The articles I am using to help frame this post can be found here:
Pulsars and pulsars wind nebulae (PWNe) all start with a common origin: the death of a star. A really, really massive one. Like, tens times the mass of the Sun. When these massive stars reach the end stages of their life (1), they collapse in on themselves, giving into their own gravitational force. A violent shock wave forms and rebounds off of the core of the star, ejecting star matter with it at thousands of kilometers per second through space (something like 2 million miles per hour). This shock wave hurls stellar mass with it and sweeps up surrounding material that falls in its path. Famous examples of core collapse (CC) supernovae include the Crab nebula, the Vela complex (the closest to Earth), and Cassiopeia A.
At the same time the shock wave is propagating out from the surface of the star, what is left behind is the neutron rich core called a neutron star. Neutron stars are iinnncredddibblllyyyy dense.
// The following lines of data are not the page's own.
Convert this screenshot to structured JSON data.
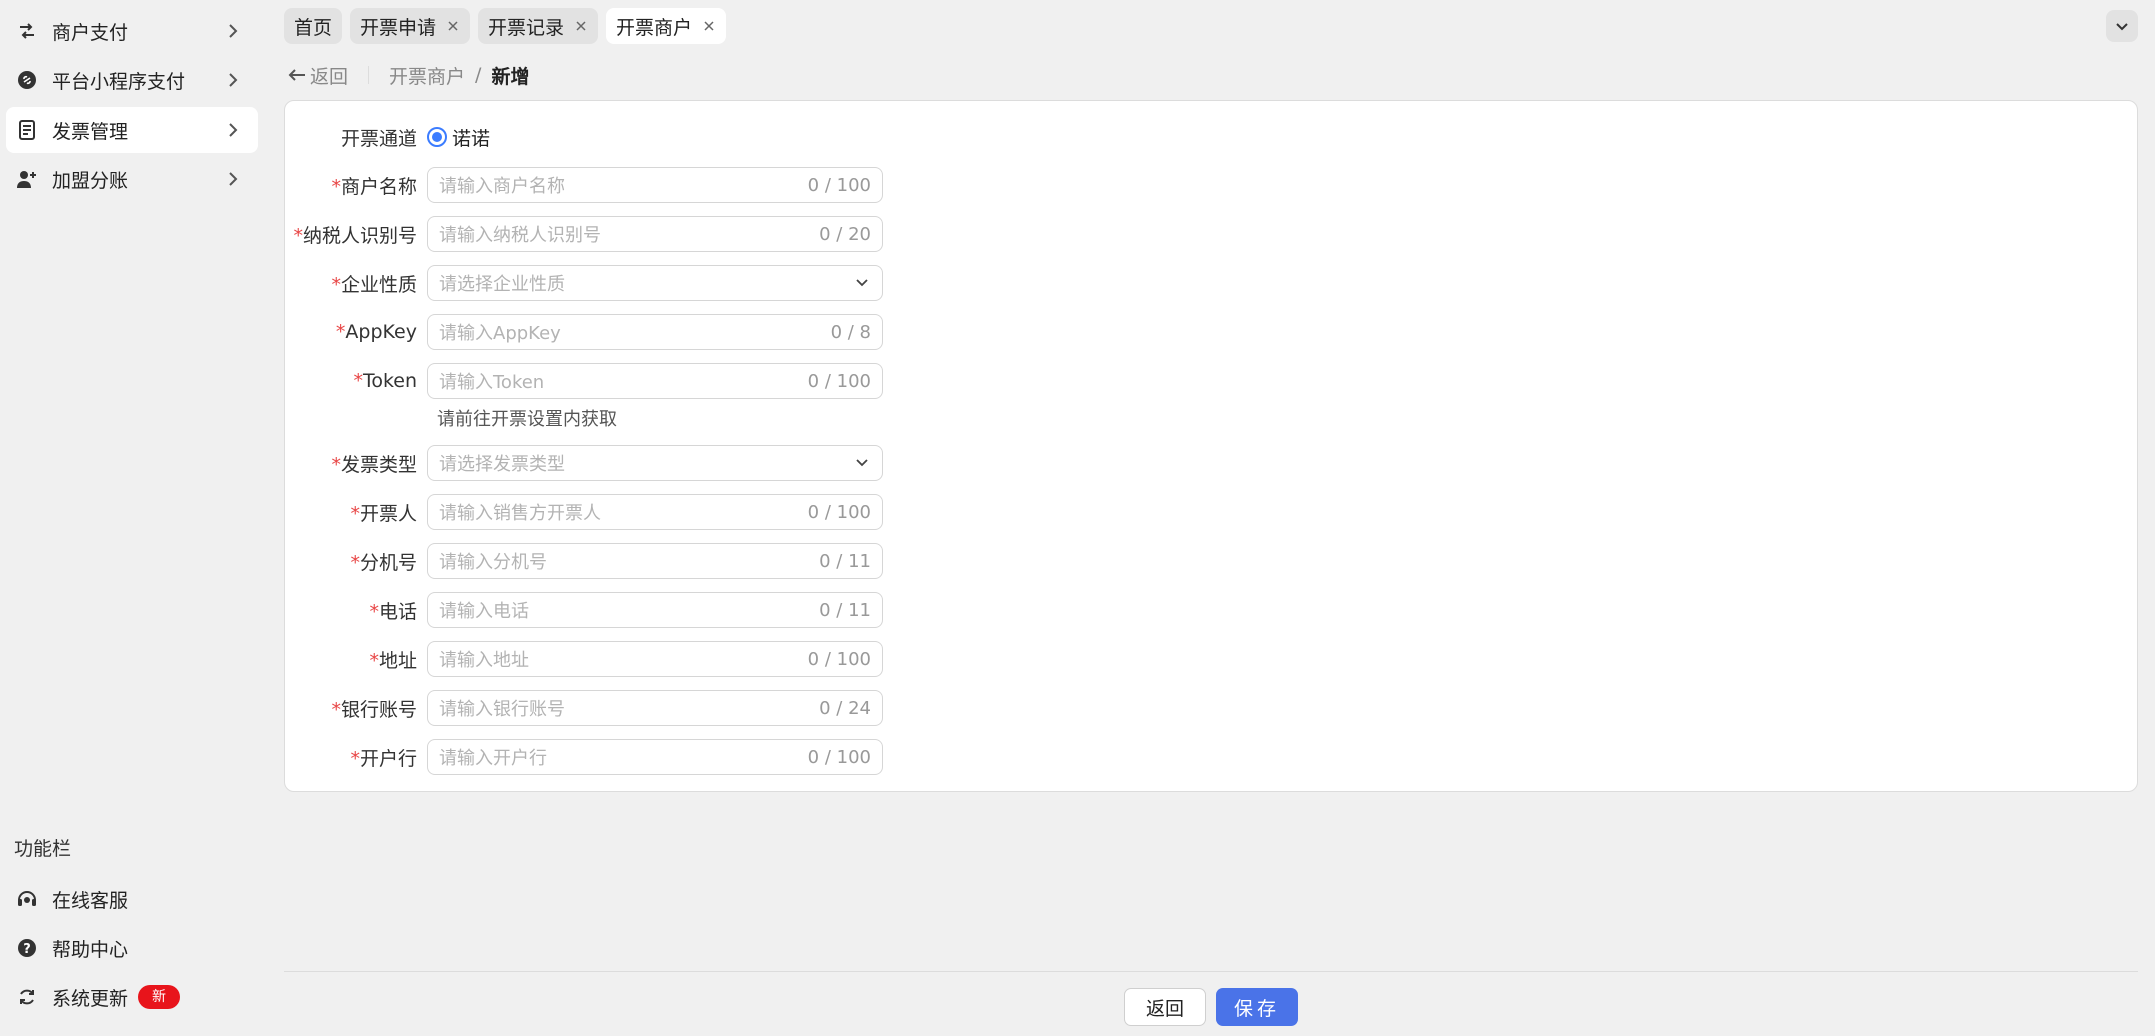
{
  "sidebar": {
    "items": [
      {
        "label": "商户支付",
        "icon": "transfer-icon"
      },
      {
        "label": "平台小程序支付",
        "icon": "link-icon"
      },
      {
        "label": "发票管理",
        "icon": "receipt-icon"
      },
      {
        "label": "加盟分账",
        "icon": "user-add-icon"
      }
    ],
    "func_title": "功能栏",
    "func_items": [
      {
        "label": "在线客服",
        "icon": "headset-icon"
      },
      {
        "label": "帮助中心",
        "icon": "help-icon"
      },
      {
        "label": "系统更新",
        "icon": "refresh-icon",
        "badge": "新"
      }
    ]
  },
  "tabs": [
    {
      "label": "首页",
      "closable": false
    },
    {
      "label": "开票申请",
      "closable": true
    },
    {
      "label": "开票记录",
      "closable": true
    },
    {
      "label": "开票商户",
      "closable": true,
      "active": true
    }
  ],
  "breadcrumb": {
    "back": "返回",
    "parent": "开票商户",
    "separator": "/",
    "current": "新增"
  },
  "form": {
    "channel": {
      "label": "开票通道",
      "option": "诺诺"
    },
    "merchant_name": {
      "label": "商户名称",
      "placeholder": "请输入商户名称",
      "count": "0 / 100"
    },
    "tax_id": {
      "label": "纳税人识别号",
      "placeholder": "请输入纳税人识别号",
      "count": "0 / 20"
    },
    "enterprise_type": {
      "label": "企业性质",
      "placeholder": "请选择企业性质"
    },
    "app_key": {
      "label": "AppKey",
      "placeholder": "请输入AppKey",
      "count": "0 / 8"
    },
    "token": {
      "label": "Token",
      "placeholder": "请输入Token",
      "count": "0 / 100",
      "hint": "请前往开票设置内获取"
    },
    "invoice_type": {
      "label": "发票类型",
      "placeholder": "请选择发票类型"
    },
    "issuer": {
      "label": "开票人",
      "placeholder": "请输入销售方开票人",
      "count": "0 / 100"
    },
    "extension": {
      "label": "分机号",
      "placeholder": "请输入分机号",
      "count": "0 / 11"
    },
    "phone": {
      "label": "电话",
      "placeholder": "请输入电话",
      "count": "0 / 11"
    },
    "address": {
      "label": "地址",
      "placeholder": "请输入地址",
      "count": "0 / 100"
    },
    "bank_account": {
      "label": "银行账号",
      "placeholder": "请输入银行账号",
      "count": "0 / 24"
    },
    "bank_name": {
      "label": "开户行",
      "placeholder": "请输入开户行",
      "count": "0 / 100"
    }
  },
  "footer": {
    "back_label": "返回",
    "save_label": "保存"
  },
  "colors": {
    "primary": "#4a73e8",
    "required": "#e84545",
    "badge": "#e8141b"
  }
}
We are talking the size of one to several suns packed into a ball no larger than, say, the size of Manhattan. NO I’M NOT KIDDING. Not only are they dense af but they also rotate rapidly, sometimes as fast as 40 milliseconds or less. Are you hearing me? 40 milliseconds = 0.04 seconds! It’s rotating one full revolution in that teeny tiny amount of time!
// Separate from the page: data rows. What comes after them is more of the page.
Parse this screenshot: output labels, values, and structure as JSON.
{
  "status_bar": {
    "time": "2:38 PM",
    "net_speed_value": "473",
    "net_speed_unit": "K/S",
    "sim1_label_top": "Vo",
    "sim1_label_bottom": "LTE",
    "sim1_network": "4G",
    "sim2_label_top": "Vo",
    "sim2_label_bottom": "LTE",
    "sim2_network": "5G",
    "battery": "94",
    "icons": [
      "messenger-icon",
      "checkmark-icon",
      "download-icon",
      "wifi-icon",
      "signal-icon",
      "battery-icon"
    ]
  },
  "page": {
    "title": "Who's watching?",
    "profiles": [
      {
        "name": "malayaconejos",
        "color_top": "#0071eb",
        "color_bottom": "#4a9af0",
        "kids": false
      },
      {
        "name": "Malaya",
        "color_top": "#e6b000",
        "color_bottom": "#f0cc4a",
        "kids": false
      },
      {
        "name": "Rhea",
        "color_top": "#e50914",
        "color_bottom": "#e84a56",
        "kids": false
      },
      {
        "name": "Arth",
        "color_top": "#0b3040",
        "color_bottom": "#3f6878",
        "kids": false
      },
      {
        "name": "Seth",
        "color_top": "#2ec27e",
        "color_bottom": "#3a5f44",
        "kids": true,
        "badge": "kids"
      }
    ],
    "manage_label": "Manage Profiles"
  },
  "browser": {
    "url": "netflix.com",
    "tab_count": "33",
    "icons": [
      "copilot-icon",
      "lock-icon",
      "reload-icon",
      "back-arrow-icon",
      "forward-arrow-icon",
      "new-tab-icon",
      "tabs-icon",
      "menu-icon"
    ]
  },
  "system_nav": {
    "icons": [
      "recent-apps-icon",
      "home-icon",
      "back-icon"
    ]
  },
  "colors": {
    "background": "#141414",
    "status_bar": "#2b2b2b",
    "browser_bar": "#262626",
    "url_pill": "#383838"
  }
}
I’M NOT EVEN DONE YET. These neutron stars come with swole magnetic fields. I mean seriously strong magnetic fields. So you have this dense, small, fiercely rotating ball of fire with strong magnetic field lines stretching through the space around it. All of this can cause particles from the neutron star to leave the star and travel deliriously through the magnetic field. These particles have enormous amounts of energy and get entangled with the star’s massive magnetic field as it rotates. As a result, a stream of particles juts out from the neutron star’s poles generating a stream of energetic particles that are wildly interlaced in the star’s magnetic field, generating all kinds of radiation across the electromagnetic spectrum (i.e. light, and all kinds, too!). We call these types of stars “pulsars” because they generate pulses of light with those jets of particles and are detected right here on Earth. The pulsation is VERY regular. It’s SO regular, that when they first discovered pulsars, they named them LGM: little green men. I’m not kidding!! Jocylen Bell Burnell and her supervisor, while she was in graduate school, first discovered these insanely periodic beasts. I believe her advisor got the Noble Prize for discovering pulsars later on.
So anyways, those little monsters are cool for their own reasons but they’re not really my focus. My focus are the winds they power. Yeah, more power!
Remember those particles we were talking about that get stripped from the neutron star? Some escape the poles and make it in another confined region around the pulsar. They are still wildly interacting with the magnetic field though. Most of these particles are electrons and positrons, by the way (like you were wondering, haha, right?). These are charged particles, accelerating in the magnetic field and are very energetic out here, like – relativistic. That means these little particles are traveling close to the speed of light! Often these particles are so energetic, they radiate from radio to X-ray and even gamma-ray! These particles are confined within the pulsar’s magnetic field and generate a massive, powerful wind bubble around the star. This, my friends, is a pulsar wind nebula.
The two pulsars above are famous examples of pulsars currently fueling a pulsar wind nebula. There is tons of literature on both of these objects 1) because the Vela pulsar is part of the closest known composite supernova remnant to Earth and 2) the Crab nebula is believed to have been observed from Earth in 1054AD. Below are some great links to learn more about these systems!
The Vela Complex:
The Crab Nebula: